Finding Books

 Finding Books

Books, eBooks, and other Library materials can be searched using the Online Catalog.  You can search the catalog by Subject such as Queer Theory. You can also search by American Library Association Award title such as Stonewall Book Awards under Subject in the catalog. There are two main categories of books: general and reference. General books (located in the "Stacks" on the lower floor) can be checked out and are often used for more in-depth research. Reference books (located on the upper floor) do not circulate but can be useful for acquiring an overview on a topic.

A few selected Library reference titles for LGBTQIA+ Research and Literature are listed below:

Finding Articles

 Finding Articles

The Library subscribes to online databases that provide access to full-text magazines, scholarly journals, newspaper articles, and eBooks. Since databases are subscriptions that contain copyrighted written materials, off-campus access is password protected. To search from home you will first need to apply for a password using the link at the top of the Databases Web page. The following databases are suggested for LGBTQIA+ related research:

Finding Web Sites

 Web Resources

Some recommended web sites for LGBTQIA+ resources are listed below:

Agencies and Organizations:

Instructor Reserves

 Instructor Reserves

The Library maintains a collection of instructor reserve materials. These consist of textbooks, videos, and supplemental course materials that instructors have put in the Library for student use.  For example, to find what materials are available for English, search Course Reserves in the Online Catalog. It is best to search by "Course Number" (ex. ENGL 235) in that an instructor other than yours may have placed an item on reserve. Materials can be requested at the Periodicals counter and generally must be used in the Library on a two-hour loan period. Photocopy machines are available for 10¢ a copy.

Citing Sources

 Citing Sources and Plagiarism

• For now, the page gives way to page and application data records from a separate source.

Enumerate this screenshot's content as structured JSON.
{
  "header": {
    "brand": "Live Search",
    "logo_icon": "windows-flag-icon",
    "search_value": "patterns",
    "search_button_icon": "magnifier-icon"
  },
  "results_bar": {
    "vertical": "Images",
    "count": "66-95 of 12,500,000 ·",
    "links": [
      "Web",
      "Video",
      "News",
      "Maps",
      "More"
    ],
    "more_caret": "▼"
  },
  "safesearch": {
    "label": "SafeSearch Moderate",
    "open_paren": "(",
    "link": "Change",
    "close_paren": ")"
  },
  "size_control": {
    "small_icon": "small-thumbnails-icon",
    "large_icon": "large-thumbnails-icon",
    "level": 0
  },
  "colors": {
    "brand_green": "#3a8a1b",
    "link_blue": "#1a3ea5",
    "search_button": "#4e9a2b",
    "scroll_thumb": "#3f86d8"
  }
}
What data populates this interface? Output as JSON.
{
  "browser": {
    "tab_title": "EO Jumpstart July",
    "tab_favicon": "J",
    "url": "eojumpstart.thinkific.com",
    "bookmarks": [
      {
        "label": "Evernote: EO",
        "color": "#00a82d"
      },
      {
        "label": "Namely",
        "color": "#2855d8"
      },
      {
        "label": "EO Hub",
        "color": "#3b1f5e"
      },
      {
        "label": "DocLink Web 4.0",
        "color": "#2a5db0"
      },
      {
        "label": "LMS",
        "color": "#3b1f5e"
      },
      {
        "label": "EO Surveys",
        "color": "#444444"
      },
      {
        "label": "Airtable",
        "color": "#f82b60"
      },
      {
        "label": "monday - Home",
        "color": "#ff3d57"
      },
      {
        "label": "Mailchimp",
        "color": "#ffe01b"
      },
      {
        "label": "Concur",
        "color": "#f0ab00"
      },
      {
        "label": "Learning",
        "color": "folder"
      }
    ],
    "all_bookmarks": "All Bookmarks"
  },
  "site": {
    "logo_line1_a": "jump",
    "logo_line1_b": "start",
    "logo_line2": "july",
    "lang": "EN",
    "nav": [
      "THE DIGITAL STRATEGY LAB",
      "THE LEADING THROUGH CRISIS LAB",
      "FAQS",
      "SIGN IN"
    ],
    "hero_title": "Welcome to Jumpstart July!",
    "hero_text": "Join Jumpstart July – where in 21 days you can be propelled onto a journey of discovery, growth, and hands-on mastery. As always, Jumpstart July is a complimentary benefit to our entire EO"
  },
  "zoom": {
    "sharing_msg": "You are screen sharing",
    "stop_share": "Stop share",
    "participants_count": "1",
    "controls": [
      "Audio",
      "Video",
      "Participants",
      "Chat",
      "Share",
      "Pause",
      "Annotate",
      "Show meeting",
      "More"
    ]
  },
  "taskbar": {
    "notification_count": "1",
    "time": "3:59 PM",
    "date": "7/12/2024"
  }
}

The most common way to cite sources is to use a bibliography or "Works Cited" list at the end of your paper. The works cited list includes a citation for each of the sources you used to write your paper. The citations are formatted in a consistent style according to one of several standard citation formats. The two most common citation formats for college research papers are: (1) The APA Publication Manual (American Psychological Association) - predominately used in Social Sciences and (2) The MLA Handbook (Modern Language Association) - predominately used in Humanities and Liberal Arts. Copies of the MLA Handbook (LB 2369 G53 2016) and the APA Manual (BF76.7 .P83 2010) are available in the Library stacks and the reference collection. An abbreviated version of each style is also on the Library's website under "Research Tools" - MLA or APA. The abbreviated version contains examples for citing full-text articles from online databases and other selected sources. If you are unsure about when and why it is necessary to cite sources, see "Understanding Plagiarism" for a concise overview. Assistance with writing your paper is available at the VVC Writing Center. Always check with your instructor for the required citation format.